FIELDY: We were on a journey of trying to figure out what we really wanted to do, to find ourselves. We didn’t want to sound anything like Korn because I didn’t want to take the integrity away from my band. We wanted to put something out that was totally different because we all listen to very different music. You’d be surprised. We went in the direction of the bands that we listened to and influenced us, from Stone Temple Pilots to Jane’s Addiction, Foo Fighters to Oasis. Once we found what we were really looking for, it gave us a path to a more consistent album than Raise It Up. We found the missing link was the bounce and the swing of a fun song.

Despite being an upbeat track, there’s a deeper and more personal meaning behind “Could’ve Sworn.” What was the inspiration behind it?

Q lost his brother some time ago, and it’s about that feeling when you could’ve sworn you’ve seen your lost loved one here or there. It’s more of a celebration of his life than a sad one. It’s not a sad song because it’s a feeling millions of people can relate to. Sometimes you look through a crowd and think, “Did I see them?” Even if it’s not just talking about loved ones that have died, right now it’s also about our rock scene at the moment. Because that’s our family, and we don’t get to see them anymore.

How was the video for “Could’ve Sworn” filmed?
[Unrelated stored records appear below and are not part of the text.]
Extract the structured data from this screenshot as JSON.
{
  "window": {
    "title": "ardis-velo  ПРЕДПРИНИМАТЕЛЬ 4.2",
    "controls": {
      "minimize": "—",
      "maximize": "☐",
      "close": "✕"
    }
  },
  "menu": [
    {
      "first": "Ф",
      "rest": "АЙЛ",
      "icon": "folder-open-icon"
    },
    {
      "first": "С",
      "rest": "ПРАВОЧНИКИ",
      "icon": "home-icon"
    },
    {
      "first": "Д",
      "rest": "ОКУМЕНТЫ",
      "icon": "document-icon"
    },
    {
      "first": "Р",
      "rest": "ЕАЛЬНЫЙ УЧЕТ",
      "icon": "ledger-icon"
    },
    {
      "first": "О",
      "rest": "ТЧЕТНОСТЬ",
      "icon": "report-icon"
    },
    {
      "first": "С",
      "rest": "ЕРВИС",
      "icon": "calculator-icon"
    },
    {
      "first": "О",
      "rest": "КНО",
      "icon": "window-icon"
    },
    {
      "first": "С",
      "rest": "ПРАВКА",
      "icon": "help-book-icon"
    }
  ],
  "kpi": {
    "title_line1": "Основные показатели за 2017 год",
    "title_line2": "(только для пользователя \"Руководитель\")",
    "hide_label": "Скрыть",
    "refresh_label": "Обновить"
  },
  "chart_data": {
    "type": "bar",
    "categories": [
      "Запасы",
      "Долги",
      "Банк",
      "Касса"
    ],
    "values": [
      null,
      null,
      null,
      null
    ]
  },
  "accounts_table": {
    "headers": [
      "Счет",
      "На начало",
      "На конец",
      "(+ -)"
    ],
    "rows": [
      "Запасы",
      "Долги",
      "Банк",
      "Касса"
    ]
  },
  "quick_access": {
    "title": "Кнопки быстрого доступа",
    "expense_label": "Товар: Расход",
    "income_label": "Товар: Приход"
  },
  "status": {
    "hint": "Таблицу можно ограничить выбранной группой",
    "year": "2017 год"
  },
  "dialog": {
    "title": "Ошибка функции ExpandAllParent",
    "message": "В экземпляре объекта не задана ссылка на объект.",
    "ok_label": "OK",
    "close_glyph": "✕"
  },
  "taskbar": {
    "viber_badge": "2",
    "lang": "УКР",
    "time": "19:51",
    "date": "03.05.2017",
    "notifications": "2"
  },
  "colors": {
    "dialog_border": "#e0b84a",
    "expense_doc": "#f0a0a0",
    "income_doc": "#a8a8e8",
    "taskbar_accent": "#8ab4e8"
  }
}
I bought a full-on green screen for this huge living room in my house that I never use. It has like 35-foot ceilings, and it’s a massive room that I thought we could shoot videos in. So we’ve got the whole setup here. We’ve been getting into being more consistent and pushing ourselves even more because we’ve been able to. Now we’re really deciding to commit because we’ve found our direction on this new album, and we really love it, so that drives us to go entirely into this. We’ve been able to be creative and take our time. We’ve been editing it ourselves, and that’s been so fun. When a band’s in a room editing, there’s never been any better music video. You’re right there with it. You know when the changes should be with the beat or the snare. It’s been a lot of work, but there’s nothing else to do.

How would you like people to feel when they hear “Could’ve Sworn” for the first time? 

I’d like people to feel that it’s possible to write a song about a loss or sadness, but you can still write songs that lift people up. It’s definitely a song that you can put on, and it gets you moving and makes your day. You can still get things off your chest, but it doesn’t necessarily have to be sad. A lot of our topics have been about getting people rocking and having a good time. Because everybody’s already bummed out enough right now.

Check out Stillwell’s “Could’ve Sworn” below.